This morning (April 22nd) a small private ceremony was held in Benghazi for journalists Tim Hetherington and Chris Hondos, killed while on assignment in Misurata, Libya. You can read CJ Chivers’ e-mail account of the service here and Al Jazeera’s response to the tragedy here. Earlier this year, BOMB’s Montana Wojczuk sat down with Tim Hetherington and his directing partner, Sebastian Junger, on the occasion of their new documentary film, Restrepo; we are re-posting the podcast below.
Montana Wojczuk interviews Sebastian Junger and Tim Hetherington about their film, Restrepo, winner of the 2010 Sundance Grand Jury Prize for Documentary. Restrepo documents Junger and Hetherington’s experience as journalists in the Korengal Valley in Afghanistan, at the American military outpost of the same name, deep in Taliban-controlled territory.

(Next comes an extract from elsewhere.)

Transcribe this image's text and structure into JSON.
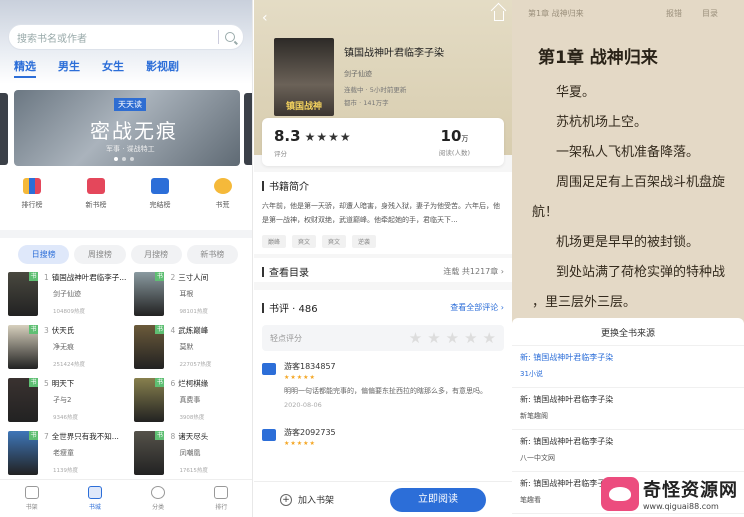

In this podcast, Montana Wojczuk interviewed Sebastian Junger and Tim Hetherington about their film, Restrepo, which won the 2010 Sundance Grand Jury Prize for Documentary, and premieres this month in New York and L.A. As embedded journalists in the Korengal Valley of Afghanistan, Junger and Hetherington wanted to create a film that was as narrative as a war movie, with actual footage of war, expressing the anxiety, violence, and boredom of being part of a small unit of American soldiers fighting in what U.S News & World Report has dubbed, “the most dangerous place in the world.” Restrepo is named for the outpost these soldiers created, high in the mountains of Afghanistan. Named after a member of their team who had died in action, Restrepo became the “tip of the spear” for the American war in Afghanistan, thrust far into Taliban-controlled territory.
Sebastian Junger has been reporting from Afghanistan since 1996. He is a contributing editor to Vanity Fair and the bestselling author of the “The Perfect Storm” and “A Death in Belmont.” His latest book, “War,” documents his time in the Korengal valley. Photojournalist Tim Hetherington, author of “Long Story Bit by Bit: Liberia Retold” has reported on conflict for over ten years. He was awarded the 2008 World Press Photo prize for his work in Afghanistan and is a contributing photographer to Vanity Fair. Of “Long Story” Hetherington has said “I’ve never seen myself as a war photographer. This is about narrative.”
In Restrepo Hetherington and Junger have used a light touch in creating a narrative out of documentary material. The result is a film that, while it tells a story, allows us the breathing room to make our own meaning out of the images on screen, and in our reactions may say more about the audience than about the filmmakers themselves. Restrepo has angered some for not taking a political position, and it is indeed uncomfortable not to be able to retreat to the safety of polemic, but perhaps we can take a page from these journalists’ willingness to enter contested territory unarmed.